1. ## A diagonalization example

I found the argument below on MathReference archive

all the finite sets of integers are countable, but not so for the infinite subsets. Here is a simple diagonalization argument. If the infinite sets are countable then the correspondence builds a list of all possible subsets. Build a new subset S as follows. Let n be in S iff n is not in the nth subset on the list. Therefore S cannot appear anywhere on the list. If S is in position n, then S contains n iff it doesn't. Every possible correspondence fails, because it misses some set S.

The bold part does not make sense to me. Could you please give me an explanation of that part? I would really appreciate that.

2. Suppose that $S \subseteq \mathbb{Z}$ is infinite and the collection of all such sets is countable.
Then we can give it a name, j, $S_j$.
Each subset of the integers is countable, so we can name each element $S_j = \left\{ {n_{j,k} :k \in \mathbb{Z}^ + } \right\}$.
Thus $n_{4,10}$ is the tenth element in the fourth set.
Now we have the ideal setup for a ‘diagonal argument’.

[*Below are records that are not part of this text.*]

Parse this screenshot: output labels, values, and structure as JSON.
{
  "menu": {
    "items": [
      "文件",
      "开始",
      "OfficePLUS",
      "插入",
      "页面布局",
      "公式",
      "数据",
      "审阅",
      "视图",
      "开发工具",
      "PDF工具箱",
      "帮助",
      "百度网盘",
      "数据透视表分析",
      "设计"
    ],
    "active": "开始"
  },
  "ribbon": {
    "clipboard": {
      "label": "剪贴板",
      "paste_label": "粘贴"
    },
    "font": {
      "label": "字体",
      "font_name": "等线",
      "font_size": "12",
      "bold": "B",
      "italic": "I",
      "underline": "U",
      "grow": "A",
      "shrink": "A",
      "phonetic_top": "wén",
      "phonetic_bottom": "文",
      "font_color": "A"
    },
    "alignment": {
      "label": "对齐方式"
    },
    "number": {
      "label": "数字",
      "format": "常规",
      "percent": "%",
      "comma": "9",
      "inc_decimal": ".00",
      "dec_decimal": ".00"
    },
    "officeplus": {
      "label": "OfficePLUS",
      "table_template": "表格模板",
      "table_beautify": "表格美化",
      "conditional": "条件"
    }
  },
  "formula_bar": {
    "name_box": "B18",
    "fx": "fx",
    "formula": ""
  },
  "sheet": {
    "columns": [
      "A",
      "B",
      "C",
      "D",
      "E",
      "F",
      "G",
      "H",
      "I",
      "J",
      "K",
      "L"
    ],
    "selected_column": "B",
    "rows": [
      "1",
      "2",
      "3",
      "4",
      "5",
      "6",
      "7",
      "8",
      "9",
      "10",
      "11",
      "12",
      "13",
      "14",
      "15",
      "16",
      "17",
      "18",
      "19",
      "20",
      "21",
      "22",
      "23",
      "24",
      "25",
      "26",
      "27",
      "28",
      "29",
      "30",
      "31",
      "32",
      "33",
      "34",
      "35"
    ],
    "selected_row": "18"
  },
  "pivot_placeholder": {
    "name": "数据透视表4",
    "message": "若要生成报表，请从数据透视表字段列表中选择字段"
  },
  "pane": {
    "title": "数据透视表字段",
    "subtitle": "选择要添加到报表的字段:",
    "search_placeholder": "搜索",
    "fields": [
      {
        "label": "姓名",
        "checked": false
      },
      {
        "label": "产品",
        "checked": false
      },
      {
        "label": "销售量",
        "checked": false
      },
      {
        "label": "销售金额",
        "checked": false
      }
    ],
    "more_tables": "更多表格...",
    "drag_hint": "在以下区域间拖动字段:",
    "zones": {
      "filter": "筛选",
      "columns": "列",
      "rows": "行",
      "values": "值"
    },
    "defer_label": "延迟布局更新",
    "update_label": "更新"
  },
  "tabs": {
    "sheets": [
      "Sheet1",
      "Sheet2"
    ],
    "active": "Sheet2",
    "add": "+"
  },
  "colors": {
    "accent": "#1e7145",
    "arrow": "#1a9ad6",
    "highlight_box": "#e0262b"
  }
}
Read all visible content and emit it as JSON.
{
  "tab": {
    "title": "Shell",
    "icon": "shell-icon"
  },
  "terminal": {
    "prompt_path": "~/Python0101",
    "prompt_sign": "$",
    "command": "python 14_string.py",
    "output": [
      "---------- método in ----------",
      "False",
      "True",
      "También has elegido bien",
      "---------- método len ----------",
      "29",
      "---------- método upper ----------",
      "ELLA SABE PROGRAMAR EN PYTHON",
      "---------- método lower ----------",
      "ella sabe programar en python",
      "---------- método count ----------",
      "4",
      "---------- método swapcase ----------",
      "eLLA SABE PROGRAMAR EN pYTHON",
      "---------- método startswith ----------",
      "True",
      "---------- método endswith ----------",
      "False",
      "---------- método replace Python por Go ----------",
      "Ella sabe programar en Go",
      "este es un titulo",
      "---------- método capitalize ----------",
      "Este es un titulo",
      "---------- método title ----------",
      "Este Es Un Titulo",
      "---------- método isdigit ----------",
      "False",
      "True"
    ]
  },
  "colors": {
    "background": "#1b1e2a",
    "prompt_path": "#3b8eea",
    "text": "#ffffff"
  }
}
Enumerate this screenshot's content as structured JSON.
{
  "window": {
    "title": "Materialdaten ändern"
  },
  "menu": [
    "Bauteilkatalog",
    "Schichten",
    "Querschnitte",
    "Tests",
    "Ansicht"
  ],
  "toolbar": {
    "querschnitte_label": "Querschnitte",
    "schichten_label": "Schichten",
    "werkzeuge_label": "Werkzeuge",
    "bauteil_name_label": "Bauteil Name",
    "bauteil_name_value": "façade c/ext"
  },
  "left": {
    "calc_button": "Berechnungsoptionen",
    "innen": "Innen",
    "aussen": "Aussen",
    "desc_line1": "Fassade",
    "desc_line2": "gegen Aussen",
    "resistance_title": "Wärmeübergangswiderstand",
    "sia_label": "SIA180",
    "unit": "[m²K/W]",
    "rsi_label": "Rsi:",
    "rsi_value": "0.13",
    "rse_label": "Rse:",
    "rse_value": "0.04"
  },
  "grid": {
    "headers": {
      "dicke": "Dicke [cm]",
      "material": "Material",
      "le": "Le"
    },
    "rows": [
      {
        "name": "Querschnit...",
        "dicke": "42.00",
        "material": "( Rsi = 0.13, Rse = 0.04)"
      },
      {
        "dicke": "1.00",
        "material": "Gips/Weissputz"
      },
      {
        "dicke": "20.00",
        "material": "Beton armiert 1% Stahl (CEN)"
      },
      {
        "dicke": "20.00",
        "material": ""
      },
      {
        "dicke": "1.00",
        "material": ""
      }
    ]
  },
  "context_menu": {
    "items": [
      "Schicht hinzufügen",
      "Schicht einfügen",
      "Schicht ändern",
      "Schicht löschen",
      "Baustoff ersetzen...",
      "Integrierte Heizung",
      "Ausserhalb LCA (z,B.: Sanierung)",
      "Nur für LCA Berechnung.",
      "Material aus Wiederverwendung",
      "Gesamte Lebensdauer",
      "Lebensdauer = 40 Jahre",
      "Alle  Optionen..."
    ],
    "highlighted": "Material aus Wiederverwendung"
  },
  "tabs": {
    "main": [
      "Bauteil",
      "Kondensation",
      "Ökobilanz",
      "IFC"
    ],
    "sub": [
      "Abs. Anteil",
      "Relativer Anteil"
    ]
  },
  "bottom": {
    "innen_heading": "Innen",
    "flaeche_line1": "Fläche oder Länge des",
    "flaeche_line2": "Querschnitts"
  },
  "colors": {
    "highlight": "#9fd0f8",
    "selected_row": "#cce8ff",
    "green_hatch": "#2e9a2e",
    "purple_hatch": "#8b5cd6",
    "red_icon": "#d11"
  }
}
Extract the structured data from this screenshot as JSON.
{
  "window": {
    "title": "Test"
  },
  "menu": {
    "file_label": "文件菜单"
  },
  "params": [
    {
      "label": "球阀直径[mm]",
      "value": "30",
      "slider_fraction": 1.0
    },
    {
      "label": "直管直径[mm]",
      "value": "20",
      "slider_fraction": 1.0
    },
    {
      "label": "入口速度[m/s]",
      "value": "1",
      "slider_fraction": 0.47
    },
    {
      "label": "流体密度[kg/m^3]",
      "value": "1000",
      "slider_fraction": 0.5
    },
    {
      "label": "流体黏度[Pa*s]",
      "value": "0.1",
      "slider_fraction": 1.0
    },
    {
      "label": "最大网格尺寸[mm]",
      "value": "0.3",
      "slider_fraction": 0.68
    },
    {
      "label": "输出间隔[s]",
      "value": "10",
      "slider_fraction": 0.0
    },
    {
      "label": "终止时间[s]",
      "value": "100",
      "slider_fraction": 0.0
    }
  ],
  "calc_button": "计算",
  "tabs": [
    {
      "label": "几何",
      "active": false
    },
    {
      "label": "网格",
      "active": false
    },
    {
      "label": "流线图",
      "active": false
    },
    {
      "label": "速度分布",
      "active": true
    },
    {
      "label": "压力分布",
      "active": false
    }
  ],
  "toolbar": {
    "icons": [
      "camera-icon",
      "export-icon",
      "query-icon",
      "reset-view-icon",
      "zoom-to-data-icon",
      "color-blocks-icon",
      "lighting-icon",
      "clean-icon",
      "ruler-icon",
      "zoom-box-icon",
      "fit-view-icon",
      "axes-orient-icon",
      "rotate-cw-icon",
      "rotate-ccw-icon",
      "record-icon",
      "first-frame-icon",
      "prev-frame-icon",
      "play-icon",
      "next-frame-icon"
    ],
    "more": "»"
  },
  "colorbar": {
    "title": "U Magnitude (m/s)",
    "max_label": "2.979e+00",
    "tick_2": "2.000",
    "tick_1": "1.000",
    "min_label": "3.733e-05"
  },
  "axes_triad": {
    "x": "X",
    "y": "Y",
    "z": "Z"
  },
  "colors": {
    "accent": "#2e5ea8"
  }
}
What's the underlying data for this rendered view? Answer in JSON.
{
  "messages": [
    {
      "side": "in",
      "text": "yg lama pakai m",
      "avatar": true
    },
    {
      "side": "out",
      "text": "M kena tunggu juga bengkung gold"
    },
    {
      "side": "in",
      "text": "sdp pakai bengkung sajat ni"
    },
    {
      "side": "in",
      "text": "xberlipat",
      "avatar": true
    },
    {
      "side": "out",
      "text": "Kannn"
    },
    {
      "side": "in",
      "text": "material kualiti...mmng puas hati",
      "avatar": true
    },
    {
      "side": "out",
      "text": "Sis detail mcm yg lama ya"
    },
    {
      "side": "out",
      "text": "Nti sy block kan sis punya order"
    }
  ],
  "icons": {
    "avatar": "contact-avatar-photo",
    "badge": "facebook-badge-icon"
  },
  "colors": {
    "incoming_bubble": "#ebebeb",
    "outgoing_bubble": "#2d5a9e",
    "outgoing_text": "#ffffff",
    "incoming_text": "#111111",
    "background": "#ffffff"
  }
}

3. Originally Posted by Plato
Suppose that $S \subseteq \mathbb{Z}$ is infinite and the collection of all such sets is countable.
Then we can give it a name, j, $S_j$.
Each subset of the integers is countable, so we can name each element $S_j = \left\{ {n_{j,k} :k \in \mathbb{Z}^ + } \right\}$.
Thus $n_{4,10}$ is the tenth element in the fourth set.
Now we have the ideal setup for a ‘diagonal argument’.
That's very clear. Thank you very much!